The King’s speech was a missed opportunity for nature. How do we get the UK on track to tackle the climate and biodiversity crisis?
The King’s speech sets out the Government’s policy priorities for the year ahead and yesterday’s is expected to be the last until the next general election. This was the Government’s last chance to introduce some truly inspiring, vote-winning policies that will stick in people’s minds as they head to the polls.
Sadly, the only new climate-related policy announced was allowing companies to explore new oil and gas licenses. New measures to help reach the Government’s own legally binding targets to halt species decline by 2030 and improve their numbers by 10% by 2042 were completely absent.
The climate and biodiversity crises pose an existential risk to us all, so it is hard to see how this fits in with the Government’s recent stated aim to make ‘long term decisions to deliver the change we need’.
In this King’s speech, the government emphasised their commitment to ‘continue to lead action on tackling climate change and biodiversity loss’. They have a range of targets that could help us do this, including a commitment to protect 30% of land and sea for nature by 2030 as well as targets to improve water quality, create 500,000 hectares of biodiverse rich habitat and give everyone access to nature within 15 minutes (as laid out in the Environmental Improvement plan)1.
These are commendable targets, but the UK is off track to meet every single one of these environmental targets2 and plans to rectify that are thin on the ground.
With a general election approaching, now is the time to address this by making full use of nature-based solutions like wetlands. The UK needs to better protect wetlands and we also need to restore them at scale to unlock their amazing potential.
Take flooding. We must use wetlands to make communities more resilient to the more frequent and extreme weather we are witnessing. Local Authorities and other flood authorities must be given the right information, plans and funding to create wetlands for flood resilience. They need guidance and training on how to restore and manage wetlands effectively, a natural flood management accreditation scheme with standards for best practice, and dedicated funding to ensure they can create wetlands at a larger scale.

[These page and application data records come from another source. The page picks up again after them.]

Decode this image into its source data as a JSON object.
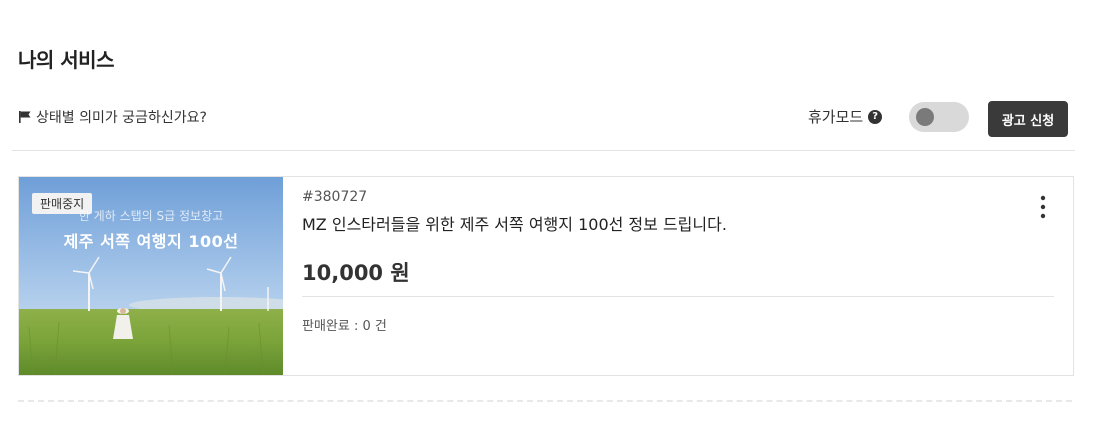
{
  "header": {
    "title": "나의 서비스",
    "status_help": "상태별 의미가 궁금하신가요?",
    "vacation_mode_label": "휴가모드",
    "vacation_mode_on": false,
    "ad_button_label": "광고 신청"
  },
  "services": [
    {
      "status": "판매중지",
      "thumbnail_subtitle": "한 게하 스탭의 S급 정보창고",
      "thumbnail_title": "제주 서쪽 여행지 100선",
      "id": "#380727",
      "title": "MZ 인스타러들을 위한 제주 서쪽 여행지 100선 정보 드립니다.",
      "price": "10,000 원",
      "sales": "판매완료 : 0 건"
    }
  ],
  "icons": {
    "flag": "flag-icon",
    "help": "question-circle-icon",
    "more": "more-vertical-icon"
  },
  "colors": {
    "button_dark": "#3a3a3a",
    "toggle_off": "#d9d9d9"
  }
}
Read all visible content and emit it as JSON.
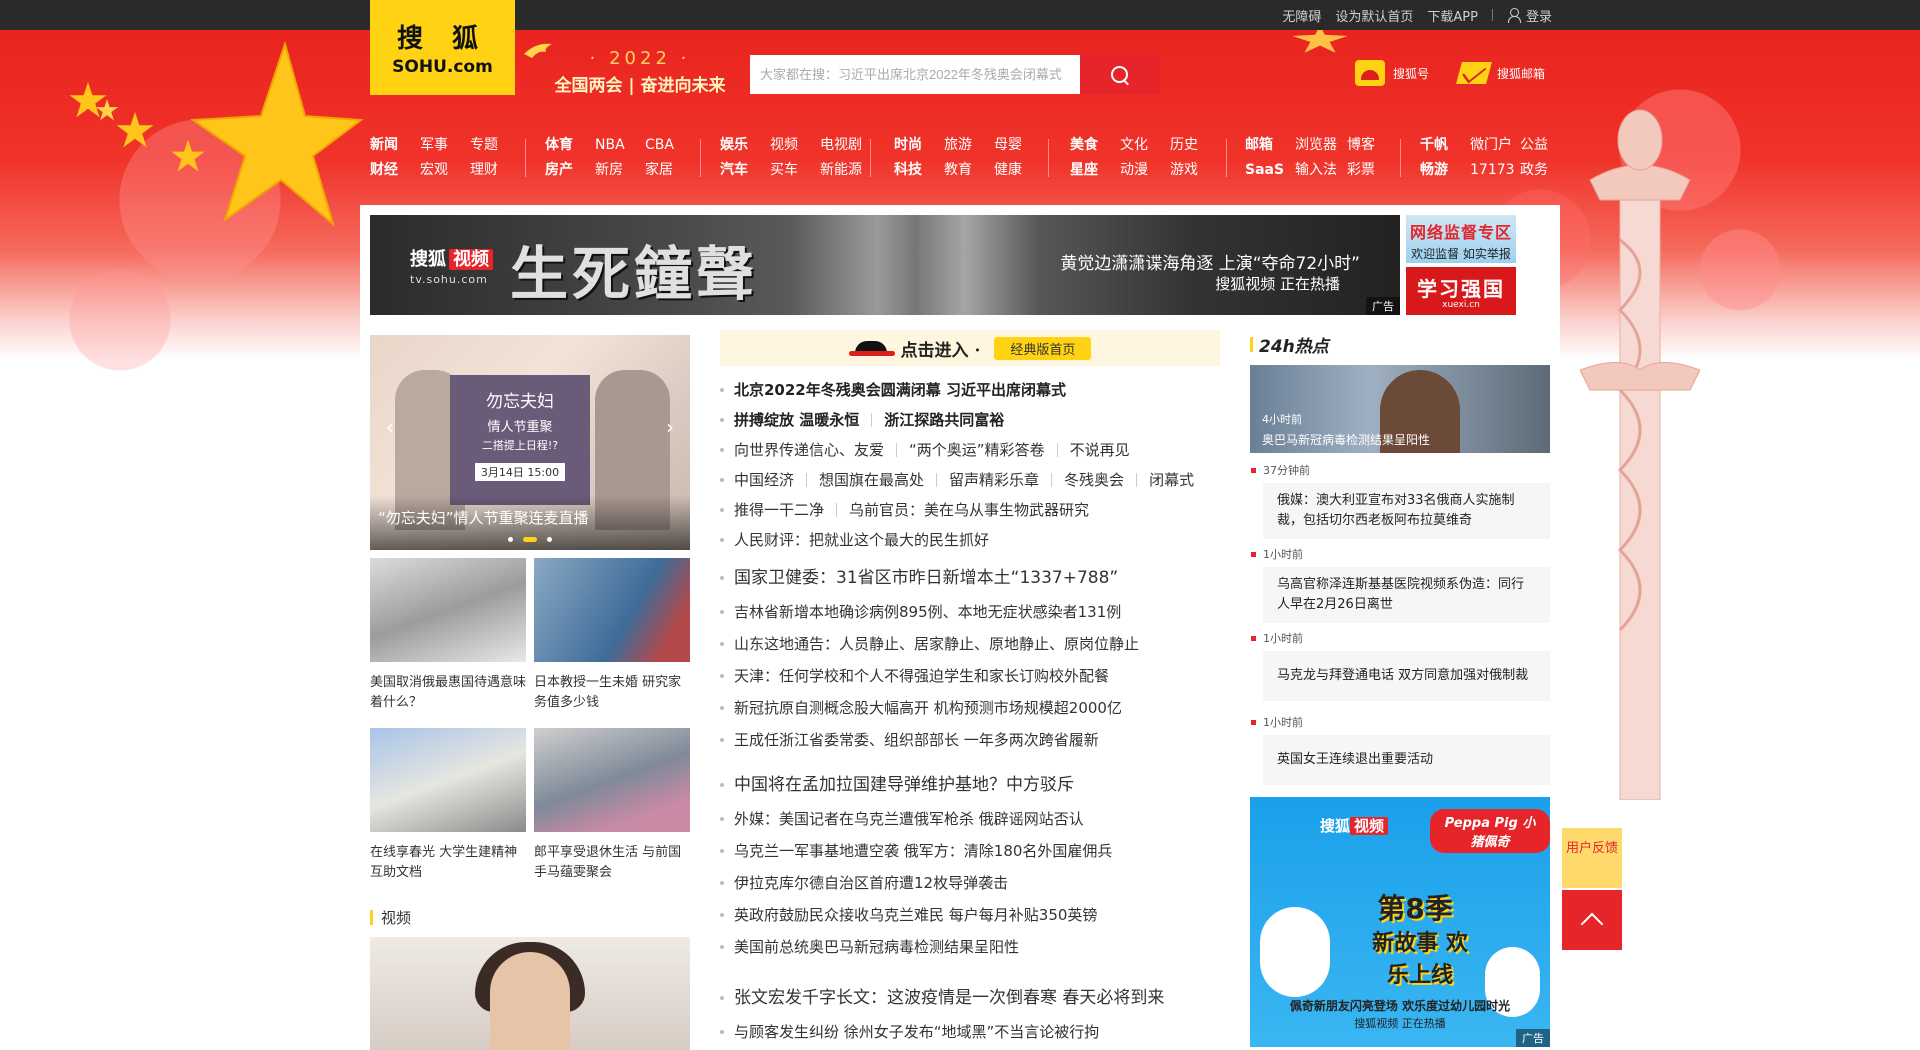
{
  "topbar": {
    "accessibility": "无障碍",
    "set_home": "设为默认首页",
    "download_app": "下载APP",
    "login": "登录"
  },
  "logo": {
    "cn": "搜 狐",
    "en": "SOHU.com"
  },
  "slogan": {
    "year": "· 2022 ·",
    "text": "全国两会 | 奋进向未来"
  },
  "search": {
    "placeholder": "大家都在搜：习近平出席北京2022年冬残奥会闭幕式"
  },
  "header_links": {
    "hao": "搜狐号",
    "mail": "搜狐邮箱"
  },
  "nav": [
    [
      "新闻",
      "军事",
      "专题",
      "财经",
      "宏观",
      "理财"
    ],
    [
      "体育",
      "NBA",
      "CBA",
      "房产",
      "新房",
      "家居"
    ],
    [
      "娱乐",
      "视频",
      "电视剧",
      "汽车",
      "买车",
      "新能源"
    ],
    [
      "时尚",
      "旅游",
      "母婴",
      "科技",
      "教育",
      "健康"
    ],
    [
      "美食",
      "文化",
      "历史",
      "星座",
      "动漫",
      "游戏"
    ],
    [
      "邮箱",
      "浏览器",
      "博客",
      "SaaS",
      "输入法",
      "彩票"
    ],
    [
      "千帆",
      "微门户",
      "公益",
      "畅游",
      "17173",
      "政务"
    ]
  ],
  "banner": {
    "brand_a": "搜狐",
    "brand_b": "视频",
    "url": "tv.sohu.com",
    "title": "生死鐘聲",
    "line1": "黄觉边潇潇谍海角逐  上演“夺命72小时”",
    "line2": "搜狐视频  正在热播",
    "ad": "广告"
  },
  "side_ads": {
    "a1_title": "网络监督专区",
    "a1_sub": "欢迎监督  如实举报",
    "a2_title": "学习强国",
    "a2_sub": "xuexi.cn"
  },
  "slider": {
    "poster_title": "勿忘夫妇",
    "poster_sub": "情人节重聚",
    "poster_line": "二搭提上日程!?",
    "poster_date": "3月14日 15:00",
    "caption": "“勿忘夫妇”情人节重聚连麦直播"
  },
  "pics": [
    {
      "caption": "美国取消俄最惠国待遇意味着什么？"
    },
    {
      "caption": "日本教授一生未婚 研究家务值多少钱"
    },
    {
      "caption": "在线享春光 大学生建精神互助文档"
    },
    {
      "caption": "郎平享受退休生活 与前国手马蕴雯聚会"
    }
  ],
  "video_section": {
    "title": "视频"
  },
  "classic": {
    "enter": "点击进入 ·",
    "button": "经典版首页"
  },
  "news_block1": {
    "row1": "北京2022年冬残奥会圆满闭幕 习近平出席闭幕式",
    "row2a": "拼搏绽放 温暖永恒",
    "row2b": "浙江探路共同富裕",
    "row3": [
      "向世界传递信心、友爱",
      "“两个奥运”精彩答卷",
      "不说再见"
    ],
    "row4": [
      "中国经济",
      "想国旗在最高处",
      "留声精彩乐章",
      "冬残奥会",
      "闭幕式"
    ],
    "row5": [
      "推得一干二净",
      "乌前官员：美在乌从事生物武器研究"
    ],
    "row6": "人民财评：把就业这个最大的民生抓好"
  },
  "news_block2": [
    "国家卫健委：31省区市昨日新增本土“1337+788”",
    "吉林省新增本地确诊病例895例、本地无症状感染者131例",
    "山东这地通告：人员静止、居家静止、原地静止、原岗位静止",
    "天津：任何学校和个人不得强迫学生和家长订购校外配餐",
    "新冠抗原自测概念股大幅高开 机构预测市场规模超2000亿",
    "王成任浙江省委常委、组织部部长 一年多两次跨省履新"
  ],
  "news_block3": [
    "中国将在孟加拉国建导弹维护基地？中方驳斥",
    "外媒：美国记者在乌克兰遭俄军枪杀 俄辟谣网站否认",
    "乌克兰一军事基地遭空袭 俄军方：清除180名外国雇佣兵",
    "伊拉克库尔德自治区首府遭12枚导弹袭击",
    "英政府鼓励民众接收乌克兰难民 每户每月补贴350英镑",
    "美国前总统奥巴马新冠病毒检测结果呈阳性"
  ],
  "news_block4": [
    "张文宏发千字长文：这波疫情是一次倒春寒 春天必将到来",
    "与顾客发生纠纷 徐州女子发布“地域黑”不当言论被行拘"
  ],
  "hot": {
    "title": "24h热点",
    "pic_time": "4小时前",
    "pic_text": "奥巴马新冠病毒检测结果呈阳性",
    "items": [
      {
        "time": "37分钟前",
        "text": "俄媒：澳大利亚宣布对33名俄商人实施制裁，包括切尔西老板阿布拉莫维奇"
      },
      {
        "time": "1小时前",
        "text": "乌高官称泽连斯基基医院视频系伪造：同行人早在2月26日离世"
      },
      {
        "time": "1小时前",
        "text": "马克龙与拜登通电话 双方同意加强对俄制裁"
      },
      {
        "time": "1小时前",
        "text": "英国女王连续退出重要活动"
      }
    ]
  },
  "peppa_ad": {
    "brand_a": "搜狐",
    "brand_b": "视频",
    "peppa": "Peppa Pig 小猪佩奇",
    "s1": "第8季",
    "s2": "新故事 欢乐上线",
    "s3": "佩奇新朋友闪亮登场 欢乐度过幼儿园时光",
    "s4": "搜狐视频  正在热播",
    "ad": "广告"
  },
  "float": {
    "feedback": "用户反馈"
  }
}
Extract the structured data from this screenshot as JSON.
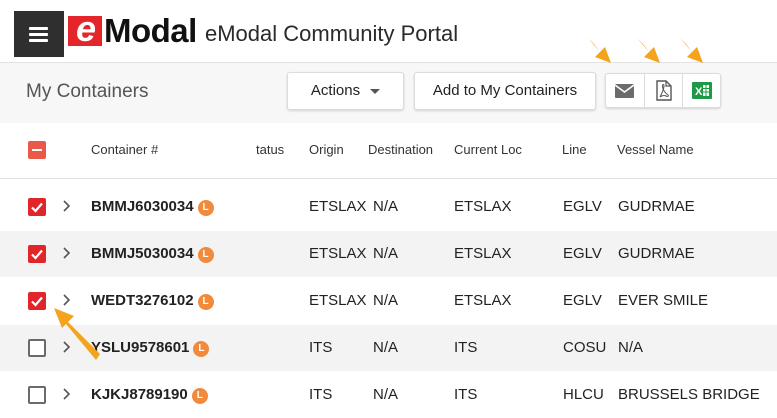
{
  "header": {
    "logo_e": "e",
    "logo_text": "Modal",
    "title": "eModal Community Portal",
    "brand_color": "#e4262b"
  },
  "toolbar": {
    "page_title": "My Containers",
    "actions_label": "Actions",
    "add_label": "Add to My Containers",
    "export_icons": [
      "email-icon",
      "pdf-icon",
      "excel-icon"
    ]
  },
  "table": {
    "columns": [
      "Container #",
      "tatus",
      "Origin",
      "Destination",
      "Current Loc",
      "Line",
      "Vessel Name"
    ],
    "badge_text": "L",
    "rows": [
      {
        "checked": true,
        "container": "BMMJ6030034",
        "origin": "ETSLAX",
        "destination": "N/A",
        "current_loc": "ETSLAX",
        "line": "EGLV",
        "vessel": "GUDRMAE"
      },
      {
        "checked": true,
        "container": "BMMJ5030034",
        "origin": "ETSLAX",
        "destination": "N/A",
        "current_loc": "ETSLAX",
        "line": "EGLV",
        "vessel": "GUDRMAE"
      },
      {
        "checked": true,
        "container": "WEDT3276102",
        "origin": "ETSLAX",
        "destination": "N/A",
        "current_loc": "ETSLAX",
        "line": "EGLV",
        "vessel": "EVER SMILE"
      },
      {
        "checked": false,
        "container": "YSLU9578601",
        "origin": "ITS",
        "destination": "N/A",
        "current_loc": "ITS",
        "line": "COSU",
        "vessel": "N/A"
      },
      {
        "checked": false,
        "container": "KJKJ8789190",
        "origin": "ITS",
        "destination": "N/A",
        "current_loc": "ITS",
        "line": "HLCU",
        "vessel": "BRUSSELS BRIDGE"
      }
    ]
  },
  "colors": {
    "accent": "#e0262b",
    "badge": "#f28a3c",
    "excel_green": "#1e9a47",
    "annotation_arrow": "#f4a41c"
  }
}
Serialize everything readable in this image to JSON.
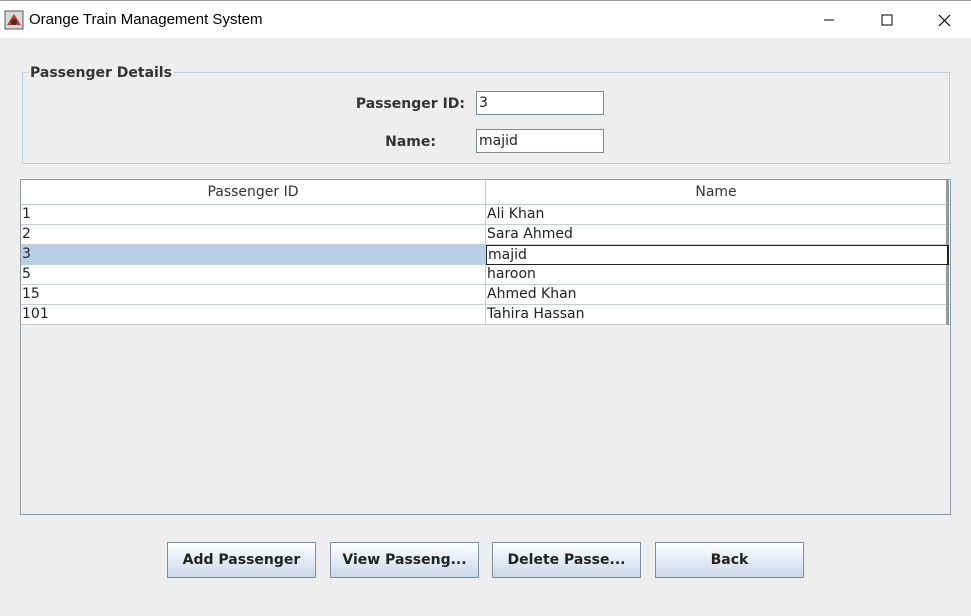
{
  "window": {
    "title": "Orange Train Management System",
    "app_icon": "train-app-icon",
    "controls": [
      "minimize-icon",
      "maximize-icon",
      "close-icon"
    ]
  },
  "details": {
    "group_title": "Passenger Details",
    "id_label": "Passenger ID:",
    "id_value": "3",
    "name_label": "Name:",
    "name_value": "majid"
  },
  "table": {
    "columns": [
      "Passenger ID",
      "Name"
    ],
    "rows": [
      {
        "id": "1",
        "name": "Ali Khan"
      },
      {
        "id": "2",
        "name": "Sara Ahmed"
      },
      {
        "id": "3",
        "name": "majid"
      },
      {
        "id": "5",
        "name": "haroon"
      },
      {
        "id": "15",
        "name": "Ahmed Khan"
      },
      {
        "id": "101",
        "name": "Tahira Hassan"
      }
    ],
    "selected_row": 2
  },
  "buttons": {
    "add": "Add Passenger",
    "view": "View Passeng...",
    "delete": "Delete Passe...",
    "back": "Back"
  },
  "colors": {
    "selection": "#b8cfe5",
    "button_gradient_bottom": "#cbd8ea"
  }
}
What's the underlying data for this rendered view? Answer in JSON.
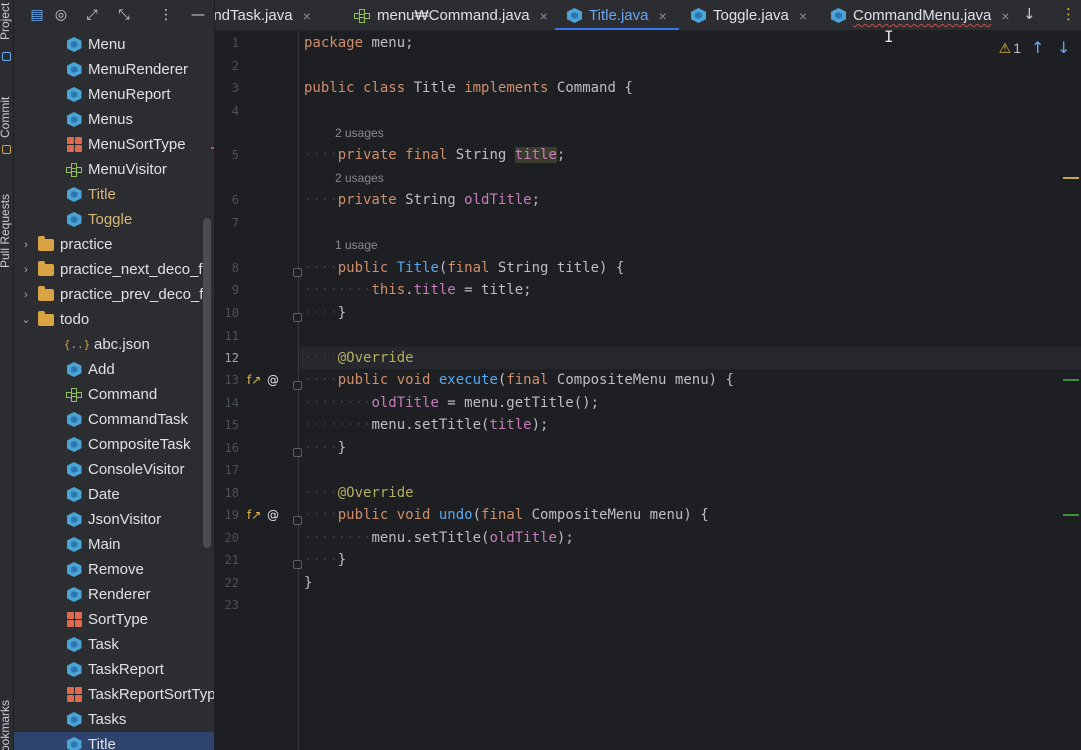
{
  "toolstrip": {
    "project_label": "Project",
    "commit_label": "Commit",
    "pull_requests_label": "Pull Requests",
    "bookmarks_label": "Bookmarks"
  },
  "tree": {
    "items": [
      {
        "label": "Menu",
        "icon": "class",
        "indent": 52
      },
      {
        "label": "MenuRenderer",
        "icon": "class",
        "indent": 52
      },
      {
        "label": "MenuReport",
        "icon": "class",
        "indent": 52
      },
      {
        "label": "Menus",
        "icon": "class",
        "indent": 52
      },
      {
        "label": "MenuSortType",
        "icon": "enum",
        "indent": 52
      },
      {
        "label": "MenuVisitor",
        "icon": "interface",
        "indent": 52
      },
      {
        "label": "Title",
        "icon": "class",
        "indent": 52,
        "yellow": true
      },
      {
        "label": "Toggle",
        "icon": "class",
        "indent": 52,
        "yellow": true
      },
      {
        "label": "practice",
        "icon": "folder",
        "indent": 30,
        "arrow": "›"
      },
      {
        "label": "practice_next_deco_fo",
        "icon": "folder",
        "indent": 30,
        "arrow": "›"
      },
      {
        "label": "practice_prev_deco_fo",
        "icon": "folder",
        "indent": 30,
        "arrow": "›"
      },
      {
        "label": "todo",
        "icon": "folder",
        "indent": 30,
        "arrow": "⌄"
      },
      {
        "label": "abc.json",
        "icon": "json",
        "indent": 52
      },
      {
        "label": "Add",
        "icon": "class",
        "indent": 52
      },
      {
        "label": "Command",
        "icon": "interface",
        "indent": 52
      },
      {
        "label": "CommandTask",
        "icon": "class",
        "indent": 52
      },
      {
        "label": "CompositeTask",
        "icon": "class",
        "indent": 52
      },
      {
        "label": "ConsoleVisitor",
        "icon": "class",
        "indent": 52
      },
      {
        "label": "Date",
        "icon": "class",
        "indent": 52
      },
      {
        "label": "JsonVisitor",
        "icon": "class",
        "indent": 52
      },
      {
        "label": "Main",
        "icon": "main",
        "indent": 52
      },
      {
        "label": "Remove",
        "icon": "class",
        "indent": 52
      },
      {
        "label": "Renderer",
        "icon": "class",
        "indent": 52
      },
      {
        "label": "SortType",
        "icon": "enum",
        "indent": 52
      },
      {
        "label": "Task",
        "icon": "class",
        "indent": 52
      },
      {
        "label": "TaskReport",
        "icon": "class",
        "indent": 52
      },
      {
        "label": "TaskReportSortTyp",
        "icon": "enum",
        "indent": 52
      },
      {
        "label": "Tasks",
        "icon": "class",
        "indent": 52
      },
      {
        "label": "Title",
        "icon": "class",
        "indent": 52,
        "selected": true
      }
    ]
  },
  "tabs": [
    {
      "label": "andTask.java",
      "icon": "none",
      "active": false,
      "close": "×"
    },
    {
      "label": "menu₩Command.java",
      "icon": "interface",
      "active": false,
      "close": "×"
    },
    {
      "label": "Title.java",
      "icon": "class",
      "active": true,
      "close": "×"
    },
    {
      "label": "Toggle.java",
      "icon": "class",
      "active": false,
      "close": "×"
    },
    {
      "label": "CommandMenu.java",
      "icon": "class",
      "active": false,
      "close": "×",
      "error": true
    }
  ],
  "editor": {
    "warning_count": "1",
    "current_line": 12,
    "line_numbers": [
      "1",
      "2",
      "3",
      "4",
      "5",
      "6",
      "7",
      "8",
      "9",
      "10",
      "11",
      "12",
      "13",
      "14",
      "15",
      "16",
      "17",
      "18",
      "19",
      "20",
      "21",
      "22",
      "23"
    ],
    "hints": {
      "usages_2a": "2 usages",
      "usages_2b": "2 usages",
      "usages_1": "1 usage"
    },
    "code": {
      "l1_kw": "package",
      "l1_rest": " menu;",
      "l3_kw1": "public",
      "l3_kw2": "class",
      "l3_name": " Title ",
      "l3_kw3": "implements",
      "l3_rest": " Command {",
      "l5_kw1": "private",
      "l5_kw2": "final",
      "l5_type": " String ",
      "l5_field": "title",
      "l5_end": ";",
      "l6_kw1": "private",
      "l6_type": " String ",
      "l6_field": "oldTitle",
      "l6_end": ";",
      "l8_kw1": "public",
      "l8_fn": " Title",
      "l8_open": "(",
      "l8_kw2": "final",
      "l8_rest": " String title) {",
      "l9_kw": "this",
      "l9_dot": ".",
      "l9_field": "title",
      "l9_rest": " = title;",
      "l10": "}",
      "l12_an": "@Override",
      "l13_kw1": "public",
      "l13_kw2": "void",
      "l13_fn": " execute",
      "l13_open": "(",
      "l13_kw3": "final",
      "l13_rest": " CompositeMenu menu) {",
      "l14_field": "oldTitle",
      "l14_rest": " = menu.getTitle();",
      "l15_pre": "menu.setTitle(",
      "l15_field": "title",
      "l15_end": ");",
      "l16": "}",
      "l18_an": "@Override",
      "l19_kw1": "public",
      "l19_kw2": "void",
      "l19_fn": " undo",
      "l19_open": "(",
      "l19_kw3": "final",
      "l19_rest": " CompositeMenu menu) {",
      "l20_pre": "menu.setTitle(",
      "l20_field": "oldTitle",
      "l20_end": ");",
      "l21": "}",
      "l22": "}"
    }
  },
  "colors": {
    "accent": "#3574f0",
    "keyword": "#cf8e6d",
    "field": "#c77dbb",
    "function": "#56a8f5",
    "annotation": "#b3ae60",
    "warning": "#e5b84a"
  }
}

Take carbon emissions. The UK must also take steps to better tackle climate change by driving forward investment in nature-based solutions like saltmarsh. The government must incorporate coastal wetlands into the UK’s carbon accounting and net zero plans, develop a saltmarsh carbon code and establish public and private sector funding mechanisms that ensure more saltmarsh restoration.
And consider wellbeing. Wetlands have amazing benefits for people’s wellbeing (particularly in built up areas) while also providing essential urban cooling. The Government must commission research on the benefits provided by urban wetlands, make green and blue infrastructure standards compulsory for all local plans and new developments and make sustainable drainage systems a legal requirement for all new developments.
And that’s not to forget the incredible range of wildlife wetlands support. While they cover just 6% of the Earth’s land surface, 40% of all plant and animal species live or breed in wetlands3.
What was welcome was that another attempt to scrap nutrient neutrality requirements (that ensure housing developments offset their nutrient pollution with measures like creating wetlands4) did not make its way into the speech. After the Government failed to scrap these rules in the Levelling Up and Regeneration Bill5, there were rumours that they would introduce a separate bill in the Kings speech to do just that. We were pleased to see that this didn’t make the cut.
But there is still a lot of work to be done here to ensure we can create high quality treatment wetlands that effectively remove the excess nutrients that are harming water bodies and wildlife. It is particularly important to restore the investor confidence that has been lost due to Government flip-flopping.
Ministers must now stick to their decision to uphold these requirements and assure investors that they can trust the nutrient market will succeed. That means three things:
The UK’s current piecemeal, haphazard approach to wetlands is ineffective. To make the very best use of these wetland superpowers, we need the Government to commit to an overarching plan. The UK has yet to produce a National Wetlands Strategy, unlike many other countries that have signed up to the Convention on Wetlands. If we want to best protect and restore these incredible ecosystems into the future, committing to such a strategy would be a simple, effective next step.